Gilmore gives glimmer of hope for tax cuts to help 'coping classes'
Hard-pressed families could get a break within two years
TANAISTE Eamon Gilmore wants tax cuts for hard-pressed working families.
Mr Gilmore has given a fresh glimmer of hope to the so-called 'coping classes' who have been hit hard by a series of tax hikes over the past five years.
In an exclusive interview with the Irish Independent, the Tanaiste gave a clear indication he will seek to target the votes of Middle Ireland in the run-up to the next general election.
He said that as the economy picks up he felt that it might be possible to ease the tax burden on working people.
Mr Gilmore did not rule out the tax relief coming in the lifetime of the Government, although he was cautious not to make specific promises.
The Coalition is expected to attempt to provide some relief to taxpayers in either 2015 or 2016, focusing on low and middle income earners in particular.
Ahead of the Labour Party conference in Killarney this weekend, Mr Gilmore has become the first senior Cabinet minister -- and the first from the junior coalition party -- to join the calls for income tax relief.
Although there were no changes to income tax in Budget 2014, Mr Gilmore's statement marks a significant shift for Labour, which had previously been focused on bringing in a wealth tax. Mr Gilmore has seen a slight improvement in his party's downward spiral in the opinion polls, but clearly hopes the party can recover further ground.
He is expected to pitch a large part of his conference speech at working families.
After the exit from the bailout, Mr Gilmore says the Government has to continue to create jobs, and people need to begin to see modest improvements in their lives.
The Tanaiste said the medical card for children under six, school book schemes, measures on school uniforms and tax relief for home improvement in Budget 2014 were all steps in that direction.
"All of that is aimed at taking pressure off families and begin to see some modest improvement in living circumstances and quality of life for people," he said.
But Mr Gilmore said he did feel the tax burden on working families could also be reduced -- be it through cuts to rates, widening of bands or increases in credits.
"I think as the financial circumstance of the country improves, I would hope that it would be possible to ease the tax pressure on working people.

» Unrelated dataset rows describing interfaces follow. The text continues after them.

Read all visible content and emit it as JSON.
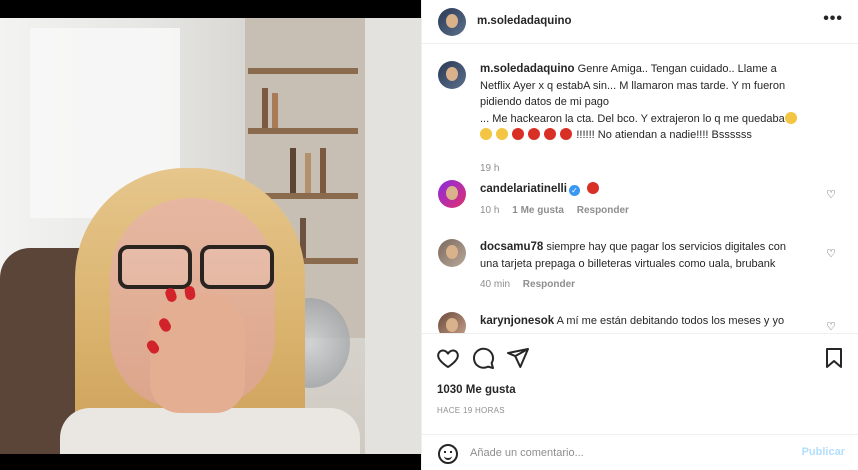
{
  "post": {
    "username": "m.soledadaquino",
    "more_icon": "more-horizontal-icon"
  },
  "caption": {
    "username": "m.soledadaquino",
    "text_line1": "Genre Amiga.. Tengan cuidado.. Llame a",
    "text_line2": "Netflix Ayer x q estabA sin... M llamaron mas tarde. Y m fueron",
    "text_line3": "pidiendo datos de mi pago",
    "text_line4": "... Me hackearon la cta. Del bco. Y extrajeron lo q me quedaba",
    "text_line5_tail": "!!!!!! No atiendan a nadie!!!! Bssssss",
    "time": "19 h"
  },
  "comments": [
    {
      "username": "candelariatinelli",
      "text": "",
      "time": "10 h",
      "likes": "1 Me gusta",
      "reply": "Responder"
    },
    {
      "username": "docsamu78",
      "text_line1": "siempre hay que pagar los servicios digitales con",
      "text_line2": "una tarjeta prepaga o billeteras virtuales como uala, brubank",
      "time": "40 min",
      "reply": "Responder"
    },
    {
      "username": "karynjonesok",
      "text_line1": "A mí me están debitando todos los meses y yo"
    }
  ],
  "actions": {
    "likes_count": "1030 Me gusta",
    "posted_ago": "HACE 19 HORAS"
  },
  "add_comment": {
    "placeholder": "Añade un comentario...",
    "publish_label": "Publicar"
  },
  "colors": {
    "accent": "#3897f0",
    "publish_disabled": "#b2dffc",
    "angry_emoji": "#d93025",
    "sad_emoji": "#f4c542"
  }
}
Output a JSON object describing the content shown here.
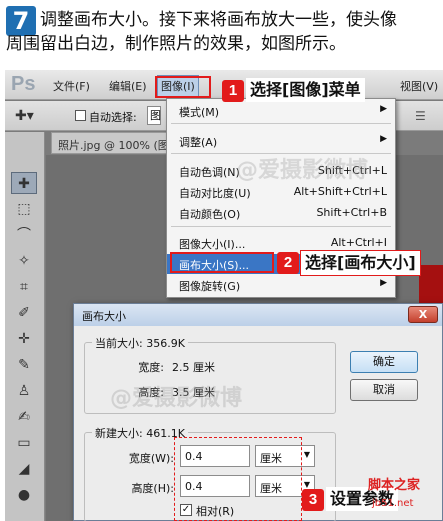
{
  "header": {
    "step_number": "7",
    "line1": "调整画布大小。接下来将画布放大一些，使头像",
    "line2": "周围留出白边，制作照片的效果，如图所示。"
  },
  "app": {
    "logo": "Ps",
    "menus": [
      "文件(F)",
      "编辑(E)",
      "图像(I)",
      "视图(V)"
    ],
    "active_menu": "图像(I)"
  },
  "options_bar": {
    "auto_select_label": "自动选择:",
    "select_value": "图"
  },
  "document_tab": "照片.jpg @ 100% (图",
  "image_menu": {
    "items": [
      {
        "label": "模式(M)",
        "shortcut": "",
        "submenu": true
      },
      {
        "label": "调整(A)",
        "shortcut": "",
        "submenu": true
      },
      {
        "label": "自动色调(N)",
        "shortcut": "Shift+Ctrl+L",
        "submenu": false
      },
      {
        "label": "自动对比度(U)",
        "shortcut": "Alt+Shift+Ctrl+L",
        "submenu": false
      },
      {
        "label": "自动颜色(O)",
        "shortcut": "Shift+Ctrl+B",
        "submenu": false
      },
      {
        "label": "图像大小(I)...",
        "shortcut": "Alt+Ctrl+I",
        "submenu": false
      },
      {
        "label": "画布大小(S)...",
        "shortcut": "",
        "submenu": false
      },
      {
        "label": "图像旋转(G)",
        "shortcut": "",
        "submenu": true
      }
    ],
    "highlighted": "画布大小(S)..."
  },
  "callouts": [
    {
      "num": "1",
      "text": "选择[图像]菜单"
    },
    {
      "num": "2",
      "text": "选择[画布大小]"
    },
    {
      "num": "3",
      "text": "设置参数"
    }
  ],
  "dialog": {
    "title": "画布大小",
    "close": "X",
    "current_size": {
      "title": "当前大小: 356.9K",
      "width_label": "宽度:",
      "width_value": "2.5 厘米",
      "height_label": "高度:",
      "height_value": "3.5 厘米"
    },
    "new_size": {
      "title": "新建大小: 461.1K",
      "width_label": "宽度(W):",
      "width_value": "0.4",
      "width_unit": "厘米",
      "height_label": "高度(H):",
      "height_value": "0.4",
      "height_unit": "厘米",
      "relative_label": "相对(R)",
      "relative_checked": true
    },
    "ok": "确定",
    "cancel": "取消"
  },
  "watermarks": [
    "@爱摄影微博",
    "@爱摄影微博"
  ],
  "site": {
    "name": "脚本之家",
    "url": "jb51.net"
  }
}
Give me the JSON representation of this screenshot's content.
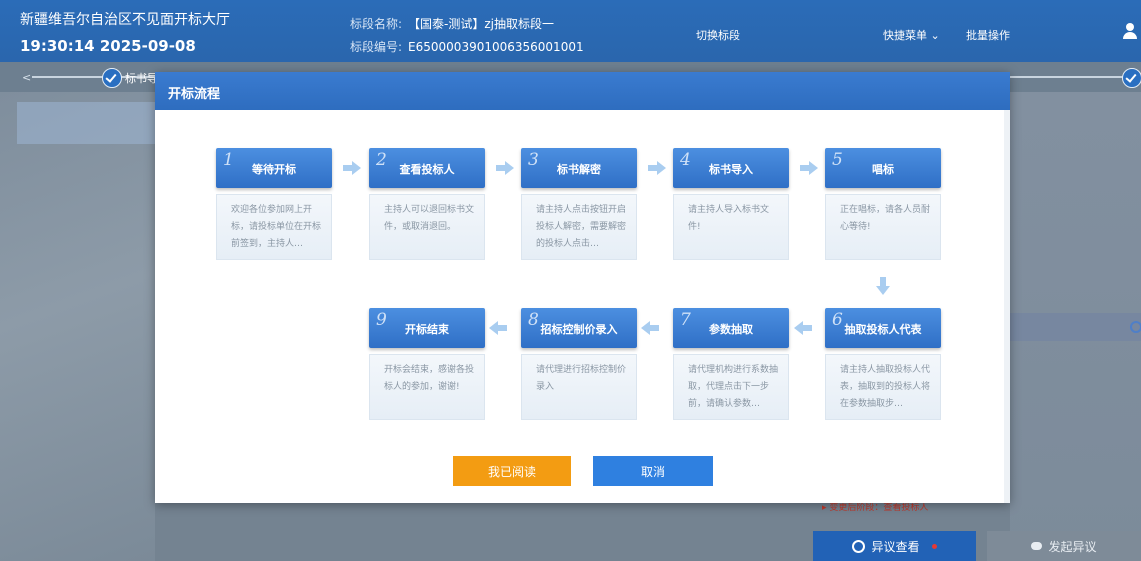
{
  "header": {
    "hall_title": "新疆维吾尔自治区不见面开标大厅",
    "clock": "19:30:14 2025-09-08",
    "project_name_label": "标段名称:",
    "project_name": "【国泰-测试】zj抽取标段一",
    "project_code_label": "标段编号:",
    "project_code": "E6500003901006356001001",
    "switch_section": "切换标段",
    "quick_menu": "快捷菜单 ⌄",
    "batch_ops": "批量操作",
    "user_icon": "user-icon"
  },
  "stepbar": {
    "first_step_label": "标书导入"
  },
  "modal": {
    "title": "开标流程",
    "steps": [
      {
        "num": "1",
        "title": "等待开标",
        "desc": "欢迎各位参加网上开标，请投标单位在开标前签到，主持人…"
      },
      {
        "num": "2",
        "title": "查看投标人",
        "desc": "主持人可以退回标书文件，或取消退回。"
      },
      {
        "num": "3",
        "title": "标书解密",
        "desc": "请主持人点击按钮开启投标人解密，需要解密的投标人点击…"
      },
      {
        "num": "4",
        "title": "标书导入",
        "desc": "请主持人导入标书文件!"
      },
      {
        "num": "5",
        "title": "唱标",
        "desc": "正在唱标，请各人员耐心等待!"
      },
      {
        "num": "6",
        "title": "抽取投标人代表",
        "desc": "请主持人抽取投标人代表，抽取到的投标人将在参数抽取步…"
      },
      {
        "num": "7",
        "title": "参数抽取",
        "desc": "请代理机构进行系数抽取，代理点击下一步前，请确认参数…"
      },
      {
        "num": "8",
        "title": "招标控制价录入",
        "desc": "请代理进行招标控制价录入"
      },
      {
        "num": "9",
        "title": "开标结束",
        "desc": "开标会结束，感谢各投标人的参加，谢谢!"
      }
    ],
    "read_button": "我已阅读",
    "cancel_button": "取消"
  },
  "sidebar_right": {
    "change_note": "▸ 变更后阶段：查看投标人",
    "objection_view": "异议查看",
    "raise_objection": "发起异议"
  },
  "colors": {
    "header_blue": "#2b6cb8",
    "step_blue": "#2f6fc6",
    "read_orange": "#f39c12",
    "cancel_blue": "#2f80e0"
  }
}
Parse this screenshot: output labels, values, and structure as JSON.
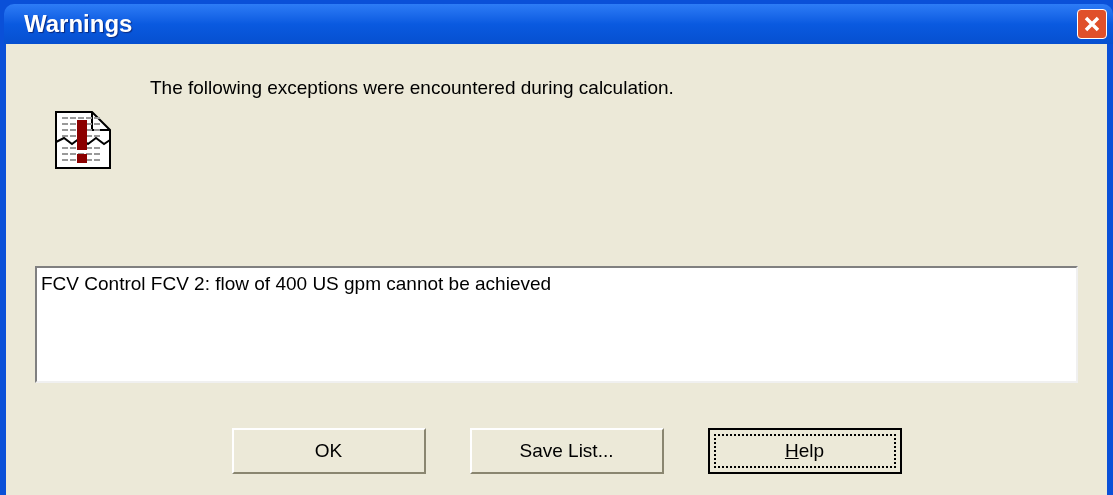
{
  "window": {
    "title": "Warnings"
  },
  "message": "The following exceptions were encountered during calculation.",
  "exceptions": [
    "FCV Control FCV 2: flow of 400 US gpm cannot be achieved"
  ],
  "buttons": [
    {
      "label": "OK",
      "focused": false
    },
    {
      "label": "Save List...",
      "focused": false
    },
    {
      "label": "Help",
      "focused": true,
      "first_letter_underlined": true
    }
  ]
}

"But I think it's important that we don't start committing to spending or to measures before we have the ability to meet them," he told this newspaper.
Fionnan Sheahan, Group Political Editor